[DATA TO PROCESS — start]

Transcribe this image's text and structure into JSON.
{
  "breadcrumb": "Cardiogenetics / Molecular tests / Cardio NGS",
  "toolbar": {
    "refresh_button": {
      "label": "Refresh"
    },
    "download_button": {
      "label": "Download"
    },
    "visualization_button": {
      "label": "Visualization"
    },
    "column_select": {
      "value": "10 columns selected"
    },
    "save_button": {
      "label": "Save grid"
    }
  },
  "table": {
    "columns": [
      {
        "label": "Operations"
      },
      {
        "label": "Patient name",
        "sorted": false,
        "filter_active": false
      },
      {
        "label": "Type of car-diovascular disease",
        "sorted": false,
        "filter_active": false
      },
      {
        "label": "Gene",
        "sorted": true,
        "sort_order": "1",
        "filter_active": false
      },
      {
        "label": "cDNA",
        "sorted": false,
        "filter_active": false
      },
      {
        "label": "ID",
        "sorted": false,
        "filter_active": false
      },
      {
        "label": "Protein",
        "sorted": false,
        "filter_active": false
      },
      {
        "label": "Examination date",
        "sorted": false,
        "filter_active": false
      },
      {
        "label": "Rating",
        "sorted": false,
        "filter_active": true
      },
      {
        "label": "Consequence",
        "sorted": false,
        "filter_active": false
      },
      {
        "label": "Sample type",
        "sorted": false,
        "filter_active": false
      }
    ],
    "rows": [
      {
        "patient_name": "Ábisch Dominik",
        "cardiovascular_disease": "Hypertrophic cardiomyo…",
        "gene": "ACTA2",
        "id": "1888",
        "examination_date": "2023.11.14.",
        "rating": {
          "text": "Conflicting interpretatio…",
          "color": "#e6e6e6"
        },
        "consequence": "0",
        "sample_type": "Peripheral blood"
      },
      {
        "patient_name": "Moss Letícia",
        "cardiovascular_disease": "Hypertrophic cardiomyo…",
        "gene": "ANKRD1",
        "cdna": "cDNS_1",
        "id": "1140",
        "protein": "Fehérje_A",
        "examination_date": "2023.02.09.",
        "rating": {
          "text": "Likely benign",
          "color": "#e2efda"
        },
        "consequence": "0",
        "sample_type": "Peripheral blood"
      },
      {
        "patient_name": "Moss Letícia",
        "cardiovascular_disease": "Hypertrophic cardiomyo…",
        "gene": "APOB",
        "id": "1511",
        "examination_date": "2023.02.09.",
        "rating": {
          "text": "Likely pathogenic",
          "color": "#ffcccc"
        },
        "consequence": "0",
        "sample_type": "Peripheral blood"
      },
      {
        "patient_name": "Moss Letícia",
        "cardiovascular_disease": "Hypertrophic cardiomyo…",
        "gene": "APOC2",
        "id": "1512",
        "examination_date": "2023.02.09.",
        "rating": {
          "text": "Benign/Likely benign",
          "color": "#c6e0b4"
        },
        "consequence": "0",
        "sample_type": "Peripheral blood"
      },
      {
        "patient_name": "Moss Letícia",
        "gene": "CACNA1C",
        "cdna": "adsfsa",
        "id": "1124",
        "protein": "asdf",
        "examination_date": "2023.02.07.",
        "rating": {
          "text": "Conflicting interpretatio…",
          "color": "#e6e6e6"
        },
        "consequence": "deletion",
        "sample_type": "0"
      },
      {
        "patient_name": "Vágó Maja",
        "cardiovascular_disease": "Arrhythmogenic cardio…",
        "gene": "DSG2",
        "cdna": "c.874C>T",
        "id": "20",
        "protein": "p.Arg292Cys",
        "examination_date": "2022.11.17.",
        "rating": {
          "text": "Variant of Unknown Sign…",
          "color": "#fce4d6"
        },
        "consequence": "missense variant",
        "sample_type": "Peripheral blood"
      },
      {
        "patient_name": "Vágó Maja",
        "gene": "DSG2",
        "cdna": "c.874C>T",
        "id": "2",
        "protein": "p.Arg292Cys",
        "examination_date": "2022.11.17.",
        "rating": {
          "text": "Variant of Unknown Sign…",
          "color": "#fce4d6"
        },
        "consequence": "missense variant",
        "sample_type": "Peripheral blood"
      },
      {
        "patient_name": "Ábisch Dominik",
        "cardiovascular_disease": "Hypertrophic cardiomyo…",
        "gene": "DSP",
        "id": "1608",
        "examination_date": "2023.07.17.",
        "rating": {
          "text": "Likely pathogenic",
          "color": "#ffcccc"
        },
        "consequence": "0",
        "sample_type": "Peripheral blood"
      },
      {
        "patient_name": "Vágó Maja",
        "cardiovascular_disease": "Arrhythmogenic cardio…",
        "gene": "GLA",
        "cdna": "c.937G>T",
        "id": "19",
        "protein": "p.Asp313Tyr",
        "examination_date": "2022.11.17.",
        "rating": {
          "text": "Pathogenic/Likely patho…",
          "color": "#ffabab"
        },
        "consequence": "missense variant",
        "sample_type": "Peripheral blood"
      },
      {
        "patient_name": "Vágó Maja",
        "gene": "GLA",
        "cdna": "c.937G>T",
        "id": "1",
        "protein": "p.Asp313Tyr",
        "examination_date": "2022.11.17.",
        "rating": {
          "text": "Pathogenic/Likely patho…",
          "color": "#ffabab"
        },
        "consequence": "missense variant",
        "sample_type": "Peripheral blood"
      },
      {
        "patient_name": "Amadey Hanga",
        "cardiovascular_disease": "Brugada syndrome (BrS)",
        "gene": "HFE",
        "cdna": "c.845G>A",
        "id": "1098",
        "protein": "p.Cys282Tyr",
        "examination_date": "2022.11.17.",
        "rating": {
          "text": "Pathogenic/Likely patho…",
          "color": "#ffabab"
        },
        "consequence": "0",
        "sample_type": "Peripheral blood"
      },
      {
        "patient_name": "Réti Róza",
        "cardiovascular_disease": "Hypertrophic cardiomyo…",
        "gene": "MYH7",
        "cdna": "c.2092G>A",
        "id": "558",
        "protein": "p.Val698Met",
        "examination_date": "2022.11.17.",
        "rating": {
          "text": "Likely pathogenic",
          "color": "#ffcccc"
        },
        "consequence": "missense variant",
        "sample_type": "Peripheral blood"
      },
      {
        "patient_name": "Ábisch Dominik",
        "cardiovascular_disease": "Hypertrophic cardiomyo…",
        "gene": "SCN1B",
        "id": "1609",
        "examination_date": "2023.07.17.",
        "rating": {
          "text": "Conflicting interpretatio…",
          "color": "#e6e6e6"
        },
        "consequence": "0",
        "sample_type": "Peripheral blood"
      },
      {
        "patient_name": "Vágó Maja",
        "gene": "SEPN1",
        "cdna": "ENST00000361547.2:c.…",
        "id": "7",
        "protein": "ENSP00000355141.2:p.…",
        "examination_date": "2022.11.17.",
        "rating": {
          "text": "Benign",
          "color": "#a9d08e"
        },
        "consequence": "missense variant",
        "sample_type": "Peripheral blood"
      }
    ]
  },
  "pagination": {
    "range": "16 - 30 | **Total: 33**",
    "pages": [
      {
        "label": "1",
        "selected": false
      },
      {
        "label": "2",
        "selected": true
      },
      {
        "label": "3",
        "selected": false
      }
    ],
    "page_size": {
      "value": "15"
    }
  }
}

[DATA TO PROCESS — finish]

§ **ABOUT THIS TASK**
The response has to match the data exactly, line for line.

§ **SOLUTION FOR THIS PROBLEM**
Transcribe this image's text and structure into JSON.
{
  "breadcrumb": "Cardiogenetics / Molecular tests / Cardio NGS",
  "toolbar": {
    "refresh_button": {
      "label": "Refresh"
    },
    "download_button": {
      "label": "Download"
    },
    "visualization_button": {
      "label": "Visualization"
    },
    "column_select": {
      "value": "10 columns selected"
    },
    "save_button": {
      "label": "Save grid"
    }
  },
  "table": {
    "columns": [
      {
        "label": "Operations"
      },
      {
        "label": "Patient name",
        "sorted": false,
        "filter_active": false
      },
      {
        "label": "Type of car-diovascular disease",
        "sorted": false,
        "filter_active": false
      },
      {
        "label": "Gene",
        "sorted": true,
        "sort_order": "1",
        "filter_active": false
      },
      {
        "label": "cDNA",
        "sorted": false,
        "filter_active": false
      },
      {
        "label": "ID",
        "sorted": false,
        "filter_active": false
      },
      {
        "label": "Protein",
        "sorted": false,
        "filter_active": false
      },
      {
        "label": "Examination date",
        "sorted": false,
        "filter_active": false
      },
      {
        "label": "Rating",
        "sorted": false,
        "filter_active": true
      },
      {
        "label": "Consequence",
        "sorted": false,
        "filter_active": false
      },
      {
        "label": "Sample type",
        "sorted": false,
        "filter_active": false
      }
    ],
    "rows": [
      {
        "patient_name": "Ábisch Dominik",
        "cardiovascular_disease": "Hypertrophic cardiomyo…",
        "gene": "ACTA2",
        "id": "1888",
        "examination_date": "2023.11.14.",
        "rating": {
          "text": "Conflicting interpretatio…",
          "color": "#e6e6e6"
        },
        "consequence": "0",
        "sample_type": "Peripheral blood"
      },
      {
        "patient_name": "Moss Letícia",
        "cardiovascular_disease": "Hypertrophic cardiomyo…",
        "gene": "ANKRD1",
        "cdna": "cDNS_1",
        "id": "1140",
        "protein": "Fehérje_A",
        "examination_date": "2023.02.09.",
        "rating": {
          "text": "Likely benign",
          "color": "#e2efda"
        },
        "consequence": "0",
        "sample_type": "Peripheral blood"
      },
      {
        "patient_name": "Moss Letícia",
        "cardiovascular_disease": "Hypertrophic cardiomyo…",
        "gene": "APOB",
        "id": "1511",
        "examination_date": "2023.02.09.",
        "rating": {
          "text": "Likely pathogenic",
          "color": "#ffcccc"
        },
        "consequence": "0",
        "sample_type": "Peripheral blood"
      },
      {
        "patient_name": "Moss Letícia",
        "cardiovascular_disease": "Hypertrophic cardiomyo…",
        "gene": "APOC2",
        "id": "1512",
        "examination_date": "2023.02.09.",
        "rating": {
          "text": "Benign/Likely benign",
          "color": "#c6e0b4"
        },
        "consequence": "0",
        "sample_type": "Peripheral blood"
      },
      {
        "patient_name": "Moss Letícia",
        "gene": "CACNA1C",
        "cdna": "adsfsa",
        "id": "1124",
        "protein": "asdf",
        "examination_date": "2023.02.07.",
        "rating": {
          "text": "Conflicting interpretatio…",
          "color": "#e6e6e6"
        },
        "consequence": "deletion",
        "sample_type": "0"
      },
      {
        "patient_name": "Vágó Maja",
        "cardiovascular_disease": "Arrhythmogenic cardio…",
        "gene": "DSG2",
        "cdna": "c.874C>T",
        "id": "20",
        "protein": "p.Arg292Cys",
        "examination_date": "2022.11.17.",
        "rating": {
          "text": "Variant of Unknown Sign…",
          "color": "#fce4d6"
        },
        "consequence": "missense variant",
        "sample_type": "Peripheral blood"
      },
      {
        "patient_name": "Vágó Maja",
        "gene": "DSG2",
        "cdna": "c.874C>T",
        "id": "2",
        "protein": "p.Arg292Cys",
        "examination_date": "2022.11.17.",
        "rating": {
          "text": "Variant of Unknown Sign…",
          "color": "#fce4d6"
        },
        "consequence": "missense variant",
        "sample_type": "Peripheral blood"
      },
      {
        "patient_name": "Ábisch Dominik",
        "cardiovascular_disease": "Hypertrophic cardiomyo…",
        "gene": "DSP",
        "id": "1608",
        "examination_date": "2023.07.17.",
        "rating": {
          "text": "Likely pathogenic",
          "color": "#ffcccc"
        },
        "consequence": "0",
        "sample_type": "Peripheral blood"
      },
      {
        "patient_name": "Vágó Maja",
        "cardiovascular_disease": "Arrhythmogenic cardio…",
        "gene": "GLA",
        "cdna": "c.937G>T",
        "id": "19",
        "protein": "p.Asp313Tyr",
        "examination_date": "2022.11.17.",
        "rating": {
          "text": "Pathogenic/Likely patho…",
          "color": "#ffabab"
        },
        "consequence": "missense variant",
        "sample_type": "Peripheral blood"
      },
      {
        "patient_name": "Vágó Maja",
        "gene": "GLA",
        "cdna": "c.937G>T",
        "id": "1",
        "protein": "p.Asp313Tyr",
        "examination_date": "2022.11.17.",
        "rating": {
          "text": "Pathogenic/Likely patho…",
          "color": "#ffabab"
        },
        "consequence": "missense variant",
        "sample_type": "Peripheral blood"
      },
      {
        "patient_name": "Amadey Hanga",
        "cardiovascular_disease": "Brugada syndrome (BrS)",
        "gene": "HFE",
        "cdna": "c.845G>A",
        "id": "1098",
        "protein": "p.Cys282Tyr",
        "examination_date": "2022.11.17.",
        "rating": {
          "text": "Pathogenic/Likely patho…",
          "color": "#ffabab"
        },
        "consequence": "0",
        "sample_type": "Peripheral blood"
      },
      {
        "patient_name": "Réti Róza",
        "cardiovascular_disease": "Hypertrophic cardiomyo…",
        "gene": "MYH7",
        "cdna": "c.2092G>A",
        "id": "558",
        "protein": "p.Val698Met",
        "examination_date": "2022.11.17.",
        "rating": {
          "text": "Likely pathogenic",
          "color": "#ffcccc"
        },
        "consequence": "missense variant",
        "sample_type": "Peripheral blood"
      },
      {
        "patient_name": "Ábisch Dominik",
        "cardiovascular_disease": "Hypertrophic cardiomyo…",
        "gene": "SCN1B",
        "id": "1609",
        "examination_date": "2023.07.17.",
        "rating": {
          "text": "Conflicting interpretatio…",
          "color": "#e6e6e6"
        },
        "consequence": "0",
        "sample_type": "Peripheral blood"
      },
      {
        "patient_name": "Vágó Maja",
        "gene": "SEPN1",
        "cdna": "ENST00000361547.2:c.…",
        "id": "7",
        "protein": "ENSP00000355141.2:p.…",
        "examination_date": "2022.11.17.",
        "rating": {
          "text": "Benign",
          "color": "#a9d08e"
        },
        "consequence": "missense variant",
        "sample_type": "Peripheral blood"
      }
    ]
  },
  "pagination": {
    "range": "16 - 30 | **Total: 33**",
    "pages": [
      {
        "label": "1",
        "selected": false
      },
      {
        "label": "2",
        "selected": true
      },
      {
        "label": "3",
        "selected": false
      }
    ],
    "page_size": {
      "value": "15"
    }
  }
}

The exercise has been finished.